New Zealand welcomes visitors with “Kia Ora,” the Māori word for “Hello.” It takes 24 hours to travel from Europe to New Zealand and 12 hours if you are coming from North America. Likewise, it will take you 12 hours to fly from New Zealand to South America.
New Zealand, an island country in the southern part of the Pacific Ocean boasts of fresh air, fresh water, varied destinations, wild and extreme adventure, and the chance to encounter flora and fauna like no other. Now the country even welcomes you to Middle Earth, the playground of Frodo and his hobbit friends, where the wizard Gandalf occasionally visits.
The Waitangi Treaty
The Treaty of Waitangi, made by more than 500 Māori chiefs or rangatira and the representatives of Great Britain’s monarchy, was an agreement that founded New Zealand on February 6, 1840.

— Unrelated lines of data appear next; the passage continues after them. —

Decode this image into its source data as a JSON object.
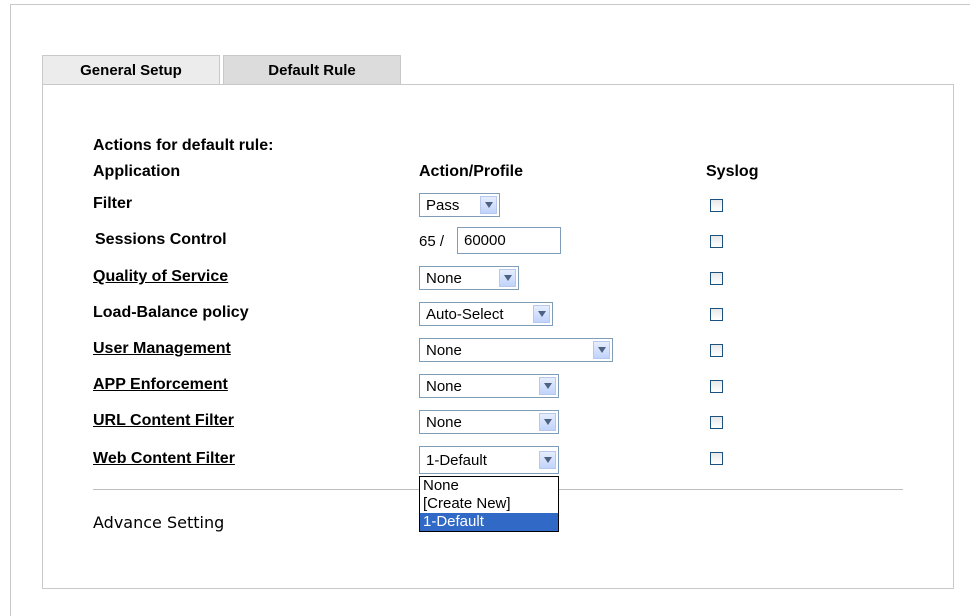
{
  "tabs": [
    {
      "label": "General Setup"
    },
    {
      "label": "Default Rule"
    }
  ],
  "section_title": "Actions for default rule:",
  "headers": {
    "application": "Application",
    "action": "Action/Profile",
    "syslog": "Syslog"
  },
  "rows": [
    {
      "name": "Filter",
      "value": "Pass"
    },
    {
      "name": "Sessions Control",
      "count": "65 /",
      "input": "60000"
    },
    {
      "name": "Quality of Service",
      "value": "None"
    },
    {
      "name": "Load-Balance policy",
      "value": "Auto-Select"
    },
    {
      "name": "User Management",
      "value": "None"
    },
    {
      "name": "APP Enforcement",
      "value": "None"
    },
    {
      "name": "URL Content Filter",
      "value": "None"
    },
    {
      "name": "Web Content Filter",
      "value": "1-Default"
    }
  ],
  "dropdown_options": [
    "None",
    "[Create New]",
    "1-Default"
  ],
  "advance_setting": "Advance Setting"
}
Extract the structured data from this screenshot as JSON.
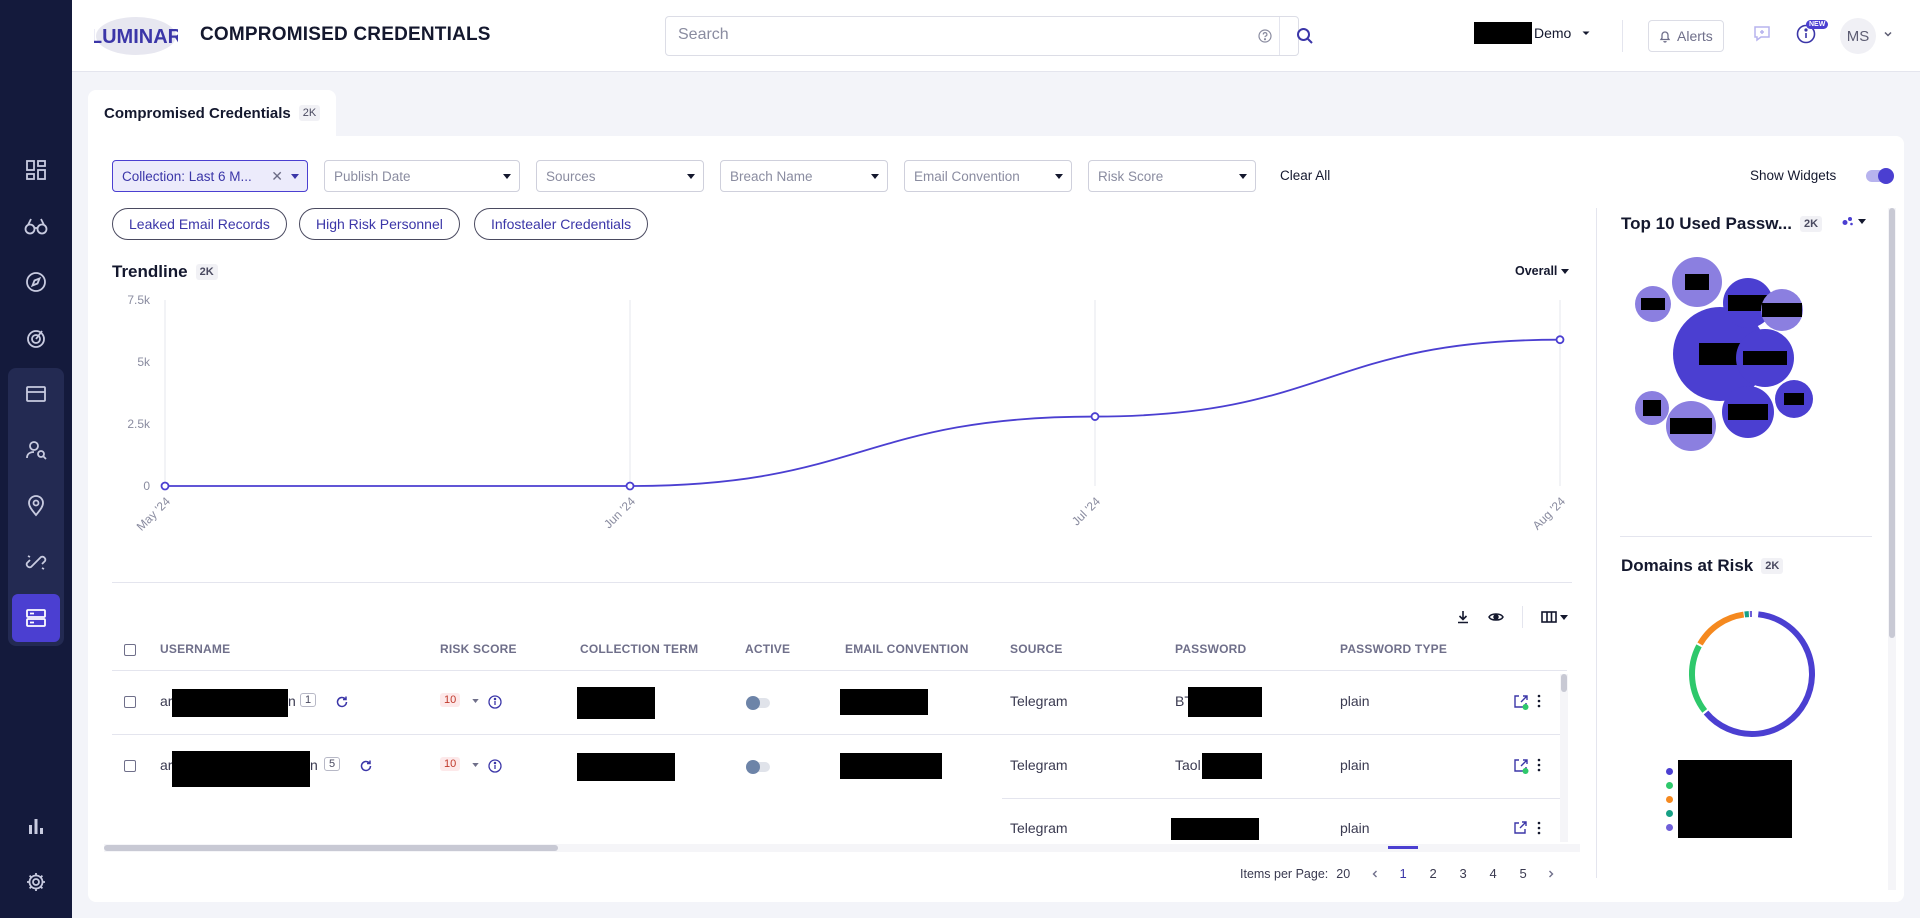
{
  "header": {
    "logo_text": "LUMINAR",
    "title": "COMPROMISED CREDENTIALS",
    "search_placeholder": "Search",
    "tenant_label": "Demo",
    "alerts_label": "Alerts",
    "new_badge": "NEW",
    "avatar_initials": "MS"
  },
  "tabs": [
    {
      "label": "Compromised Credentials",
      "count": "2K"
    }
  ],
  "filters": [
    {
      "label": "Collection: Last 6 M...",
      "active": true
    },
    {
      "label": "Publish Date"
    },
    {
      "label": "Sources"
    },
    {
      "label": "Breach Name"
    },
    {
      "label": "Email Convention"
    },
    {
      "label": "Risk Score"
    }
  ],
  "clear_all_label": "Clear All",
  "show_widgets_label": "Show Widgets",
  "quick_filters": [
    "Leaked Email Records",
    "High Risk Personnel",
    "Infostealer Credentials"
  ],
  "trendline": {
    "title": "Trendline",
    "count": "2K",
    "view_selector": "Overall"
  },
  "chart_data": {
    "type": "line",
    "x": [
      "May '24",
      "Jun '24",
      "Jul '24",
      "Aug '24"
    ],
    "y_ticks": [
      "0",
      "2.5k",
      "5k",
      "7.5k"
    ],
    "values": [
      0,
      0,
      2800,
      5900
    ],
    "ylim": [
      0,
      7500
    ],
    "color": "#4b3fd1",
    "grid": "vertical"
  },
  "table": {
    "columns": [
      "USERNAME",
      "RISK SCORE",
      "COLLECTION TERM",
      "ACTIVE",
      "EMAIL CONVENTION",
      "SOURCE",
      "PASSWORD",
      "PASSWORD TYPE"
    ],
    "rows": [
      {
        "username_prefix": "ar",
        "username_suffix": "n",
        "count": "1",
        "risk": "10",
        "source": "Telegram",
        "password_prefix": "BT",
        "password_type": "plain"
      },
      {
        "username_prefix": "ar",
        "username_suffix": "n",
        "count": "5",
        "risk": "10",
        "source": "Telegram",
        "password_prefix": "Taol",
        "password_type": "plain"
      },
      {
        "username_prefix": "",
        "username_suffix": "",
        "count": "",
        "risk": "",
        "source": "Telegram",
        "password_prefix": "",
        "password_type": "plain"
      }
    ]
  },
  "pagination": {
    "items_per_page_label": "Items per Page:",
    "items_per_page": "20",
    "pages": [
      "1",
      "2",
      "3",
      "4",
      "5"
    ],
    "current": "1"
  },
  "widgets": {
    "passwords": {
      "title": "Top 10 Used Passw...",
      "count": "2K"
    },
    "domains": {
      "title": "Domains at Risk",
      "count": "2K"
    }
  },
  "colors": {
    "accent": "#4b3fd1",
    "sidebar": "#141a3c",
    "bubble_light": "#8b7fe0",
    "donut_green": "#2ec86b",
    "donut_orange": "#f5891f",
    "donut_teal": "#17a085"
  }
}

William Hobson, New Zealand’s first governor, had to rely on the support and advice of James Busby, who was appointed as the “British Resident” in New Zealand. The treaty was written in a hurry, with the English version translated into Māori by missionaries Henry and Ed Williams. The indigenous people were handed a copy of the agreement in their own language, which was soon passed around the country to be signed by the tribal chiefs. Even if some of the chiefs did not sign or were not able to sign, England declared that the treaty applies to all the tribes in New Zealand and on May 21, 1840, British sovereignty of New Zealand was proclaimed. The interpretations between the English and the Māori versions of the treaty became the subject of many debates and protests and a Waitangi Tribunal was created in 1975 to settle the disputes that arose.

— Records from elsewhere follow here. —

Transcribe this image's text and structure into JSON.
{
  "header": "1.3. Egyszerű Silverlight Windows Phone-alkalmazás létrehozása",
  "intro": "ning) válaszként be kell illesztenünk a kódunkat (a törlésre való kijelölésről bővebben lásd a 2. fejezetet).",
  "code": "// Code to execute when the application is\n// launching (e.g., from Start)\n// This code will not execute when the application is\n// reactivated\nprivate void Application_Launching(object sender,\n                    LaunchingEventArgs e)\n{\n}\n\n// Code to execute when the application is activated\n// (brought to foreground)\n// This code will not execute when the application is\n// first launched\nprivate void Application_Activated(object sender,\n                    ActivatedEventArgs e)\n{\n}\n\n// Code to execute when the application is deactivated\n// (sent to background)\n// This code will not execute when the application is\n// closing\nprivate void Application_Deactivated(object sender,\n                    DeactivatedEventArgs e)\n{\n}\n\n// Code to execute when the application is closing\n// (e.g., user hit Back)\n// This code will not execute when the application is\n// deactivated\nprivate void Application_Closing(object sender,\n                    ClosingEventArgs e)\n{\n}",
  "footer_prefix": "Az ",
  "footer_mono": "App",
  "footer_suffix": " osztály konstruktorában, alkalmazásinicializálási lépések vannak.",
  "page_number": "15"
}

Celebrating Waitangi Day
It was only in 1974 that the first celebration of Waitangi Day was observed. Although there are several celebrations done around the country, of special significance is the one held at Waitangi Treaty Grounds. It is located in the Bay of Islands, a 1,000-acre land that was given back to the nation in trust in 1935 by Lord Bledisloe, the former Governor General of the country.
The celebration includes speeches from Pakeha or European dignitaries and Māori representatives, a 21-gun naval salute and cultural performances, food and arts and crafts fairs. Auckland honors the occasion with a “haka powhiri” or traditional Māori welcome ceremony, receiving sailing yachts and other types of boats at Okahu Bay. In other areas of New Zealand, there are sporting events, cheese rolling competitions and rodeos.

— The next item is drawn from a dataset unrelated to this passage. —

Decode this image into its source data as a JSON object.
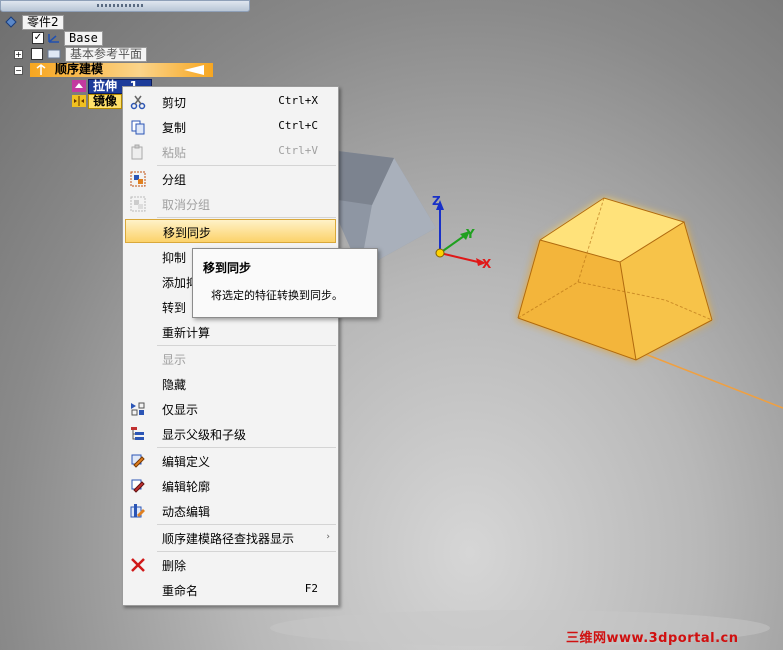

Icons on the Treaty Grounds
On the Treaty Grounds stand the Treaty House, the former residence of James Busby, the first British resident in New Zealand. There is also a carved meeting house called “Te Whare Runanga” that represents all the tribes. The most impressive icon is the “Ngatokimatawhaorua.” It is the largest ceremonial war canoe or “waka taua” of the Māori. Made of wood, the waka, which is already 70 years old was refurbished and sailed again in 2010. It can hold 55 passengers and 80 paddlers.
To all our New Zealand readers around the globe, Happy Waitangi Day!